    Just a thought, the OP says xmas eve and day were planned to be for immediate family – maybe she was invited to her parents for xmas eve (hence why she’s not mad at them as thats what I’d be most annoyed at) and she just didn’t realise that it was the entire extended family

  • IfIEver December 16, 2016, 11:35 am

    I’m always the odd one out here. 🙂 First, I don’t have a big problem with the parents deciding to have a smaller family xmas eve party fully intending for everyone to enjoy the BIG extended family party at OPs house later on. There’ snothing wrong with celebrating a couple of times is there? Many people do this, especially is there are uncertain of the weather that’s coming up or illnesses etc.

    And for those of you who tell the OP to ditch the family….wow. You just do away with your family over every little offense? What bad advise. Family and friends tick together, even when it gets tough, or rough.

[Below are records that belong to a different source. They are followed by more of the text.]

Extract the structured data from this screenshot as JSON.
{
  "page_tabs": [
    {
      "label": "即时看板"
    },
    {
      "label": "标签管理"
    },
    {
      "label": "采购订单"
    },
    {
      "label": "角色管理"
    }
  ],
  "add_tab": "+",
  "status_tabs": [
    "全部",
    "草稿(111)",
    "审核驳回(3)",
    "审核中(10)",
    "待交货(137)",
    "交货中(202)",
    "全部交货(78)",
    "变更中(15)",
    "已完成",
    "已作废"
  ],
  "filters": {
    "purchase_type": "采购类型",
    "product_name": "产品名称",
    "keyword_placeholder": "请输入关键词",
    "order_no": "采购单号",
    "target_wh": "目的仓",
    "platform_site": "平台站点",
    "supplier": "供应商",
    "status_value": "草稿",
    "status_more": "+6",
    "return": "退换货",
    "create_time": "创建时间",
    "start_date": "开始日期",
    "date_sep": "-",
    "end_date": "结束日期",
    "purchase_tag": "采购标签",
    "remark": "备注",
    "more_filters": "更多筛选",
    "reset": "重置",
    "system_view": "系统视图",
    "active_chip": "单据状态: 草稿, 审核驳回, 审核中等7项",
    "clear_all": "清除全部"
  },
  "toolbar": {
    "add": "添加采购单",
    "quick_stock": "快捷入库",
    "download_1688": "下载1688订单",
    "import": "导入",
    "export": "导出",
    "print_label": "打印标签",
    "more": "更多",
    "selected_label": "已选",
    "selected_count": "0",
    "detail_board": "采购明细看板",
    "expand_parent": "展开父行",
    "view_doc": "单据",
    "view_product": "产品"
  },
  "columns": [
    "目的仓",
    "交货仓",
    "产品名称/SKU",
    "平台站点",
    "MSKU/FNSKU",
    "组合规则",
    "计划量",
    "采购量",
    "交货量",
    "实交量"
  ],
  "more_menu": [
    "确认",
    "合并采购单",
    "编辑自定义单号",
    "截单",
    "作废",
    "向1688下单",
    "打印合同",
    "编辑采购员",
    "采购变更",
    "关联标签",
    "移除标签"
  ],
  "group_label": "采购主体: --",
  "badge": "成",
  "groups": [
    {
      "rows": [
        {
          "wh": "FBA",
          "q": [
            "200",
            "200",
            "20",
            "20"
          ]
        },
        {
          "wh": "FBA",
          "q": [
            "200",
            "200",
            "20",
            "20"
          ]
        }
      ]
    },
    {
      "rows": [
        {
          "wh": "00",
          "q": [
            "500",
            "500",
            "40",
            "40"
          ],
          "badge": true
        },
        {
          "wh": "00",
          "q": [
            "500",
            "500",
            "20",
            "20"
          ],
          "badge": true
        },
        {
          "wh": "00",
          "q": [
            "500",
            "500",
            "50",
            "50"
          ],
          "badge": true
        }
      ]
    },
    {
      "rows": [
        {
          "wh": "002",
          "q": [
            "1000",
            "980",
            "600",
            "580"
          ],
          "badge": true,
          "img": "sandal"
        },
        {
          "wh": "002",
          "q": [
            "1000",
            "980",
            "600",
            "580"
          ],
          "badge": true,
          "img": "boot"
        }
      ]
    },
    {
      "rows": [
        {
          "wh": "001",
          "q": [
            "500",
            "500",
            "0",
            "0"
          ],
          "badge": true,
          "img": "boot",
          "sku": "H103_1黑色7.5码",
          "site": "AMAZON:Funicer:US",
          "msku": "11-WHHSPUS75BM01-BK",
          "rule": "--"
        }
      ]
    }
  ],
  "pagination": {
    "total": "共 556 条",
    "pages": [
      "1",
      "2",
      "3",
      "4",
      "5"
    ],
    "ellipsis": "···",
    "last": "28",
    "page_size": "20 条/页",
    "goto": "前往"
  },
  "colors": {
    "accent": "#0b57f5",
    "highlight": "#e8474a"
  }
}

    • Kariachi December 16, 2016, 12:28 pm

      Inviting everyone but the OP and their partner to Thanksgiving- Offense #1
      Inviting everyone but the OP and their partner to Christmas- Offense #2
      Not apologizing for either prior offense, thereby sending the message that excluding the OP and their partner from family events is fine and dandy- Offense #3

      I believe the 3 strike rule applies here

  • Alan December 17, 2016, 12:26 pm

    For years, my partner and I have been renting a suite at a hotel out of town, taking a couple of bottles of wine and munchies. Most sane decision we’ve ever made.

  • David December 18, 2016, 5:28 am

    I remember one year, I invited the entire family over for Christmas (we were taking turns hosting). Everyone was invited months before and it was known by everyone that Christmas was at my house.

    I bought all the fixings, decorated up the house and then two days before Christmas I get a call saying; “Oh, we’ve all decided to have Christmas at our individual homes this year because it’s just too far to drive.”

    It depressed me, but I figured; “Oh well, I guess I’ll have a lot of food for later.” Then Christmas day I got another phone call; ” Oh, we’re all at mom’s for Christmas, where are you?”

    And that was the last time I bothered to invite any of them anywhere.

    • stacey December 19, 2016, 3:25 pm

      I hate sabotage. It’s cowardly. If they didn’t want to attend, a simple “no” would have sufficed. Hopefully you’ve found more considerate guests this year.